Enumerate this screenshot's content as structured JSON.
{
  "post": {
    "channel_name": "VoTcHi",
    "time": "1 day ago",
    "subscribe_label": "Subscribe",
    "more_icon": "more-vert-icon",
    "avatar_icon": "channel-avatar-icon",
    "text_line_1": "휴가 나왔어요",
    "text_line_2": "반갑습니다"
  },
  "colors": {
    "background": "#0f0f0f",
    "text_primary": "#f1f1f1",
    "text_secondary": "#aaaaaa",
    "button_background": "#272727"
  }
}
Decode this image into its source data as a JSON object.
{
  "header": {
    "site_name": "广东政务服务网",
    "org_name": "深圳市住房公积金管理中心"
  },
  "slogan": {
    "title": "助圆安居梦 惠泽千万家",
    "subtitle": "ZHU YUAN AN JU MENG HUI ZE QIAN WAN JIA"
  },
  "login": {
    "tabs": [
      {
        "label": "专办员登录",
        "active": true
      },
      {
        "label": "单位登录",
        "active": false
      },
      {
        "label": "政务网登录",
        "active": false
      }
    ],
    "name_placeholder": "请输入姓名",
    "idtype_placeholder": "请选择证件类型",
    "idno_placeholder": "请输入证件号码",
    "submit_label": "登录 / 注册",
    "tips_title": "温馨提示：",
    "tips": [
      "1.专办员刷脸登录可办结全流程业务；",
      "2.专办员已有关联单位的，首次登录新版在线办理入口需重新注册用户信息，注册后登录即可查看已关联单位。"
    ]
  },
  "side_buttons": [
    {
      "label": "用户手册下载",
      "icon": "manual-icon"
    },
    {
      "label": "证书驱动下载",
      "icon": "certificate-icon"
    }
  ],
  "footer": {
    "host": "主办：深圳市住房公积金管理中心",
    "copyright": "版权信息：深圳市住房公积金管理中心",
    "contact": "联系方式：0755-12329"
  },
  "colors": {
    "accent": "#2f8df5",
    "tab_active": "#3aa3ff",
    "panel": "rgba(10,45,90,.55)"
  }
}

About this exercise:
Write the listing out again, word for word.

Response to the exercise:
Enumerate this screenshot's content as structured JSON.
{
  "post": {
    "channel_name": "VoTcHi",
    "time": "1 day ago",
    "subscribe_label": "Subscribe",
    "more_icon": "more-vert-icon",
    "avatar_icon": "channel-avatar-icon",
    "text_line_1": "휴가 나왔어요",
    "text_line_2": "반갑습니다"
  },
  "colors": {
    "background": "#0f0f0f",
    "text_primary": "#f1f1f1",
    "text_secondary": "#aaaaaa",
    "button_background": "#272727"
  }
}
Decode this image into its source data as a JSON object.
{
  "header": {
    "site_name": "广东政务服务网",
    "org_name": "深圳市住房公积金管理中心"
  },
  "slogan": {
    "title": "助圆安居梦 惠泽千万家",
    "subtitle": "ZHU YUAN AN JU MENG HUI ZE QIAN WAN JIA"
  },
  "login": {
    "tabs": [
      {
        "label": "专办员登录",
        "active": true
      },
      {
        "label": "单位登录",
        "active": false
      },
      {
        "label": "政务网登录",
        "active": false
      }
    ],
    "name_placeholder": "请输入姓名",
    "idtype_placeholder": "请选择证件类型",
    "idno_placeholder": "请输入证件号码",
    "submit_label": "登录 / 注册",
    "tips_title": "温馨提示：",
    "tips": [
      "1.专办员刷脸登录可办结全流程业务；",
      "2.专办员已有关联单位的，首次登录新版在线办理入口需重新注册用户信息，注册后登录即可查看已关联单位。"
    ]
  },
  "side_buttons": [
    {
      "label": "用户手册下载",
      "icon": "manual-icon"
    },
    {
      "label": "证书驱动下载",
      "icon": "certificate-icon"
    }
  ],
  "footer": {
    "host": "主办：深圳市住房公积金管理中心",
    "copyright": "版权信息：深圳市住房公积金管理中心",
    "contact": "联系方式：0755-12329"
  },
  "colors": {
    "accent": "#2f8df5",
    "tab_active": "#3aa3ff",
    "panel": "rgba(10,45,90,.55)"
  }
}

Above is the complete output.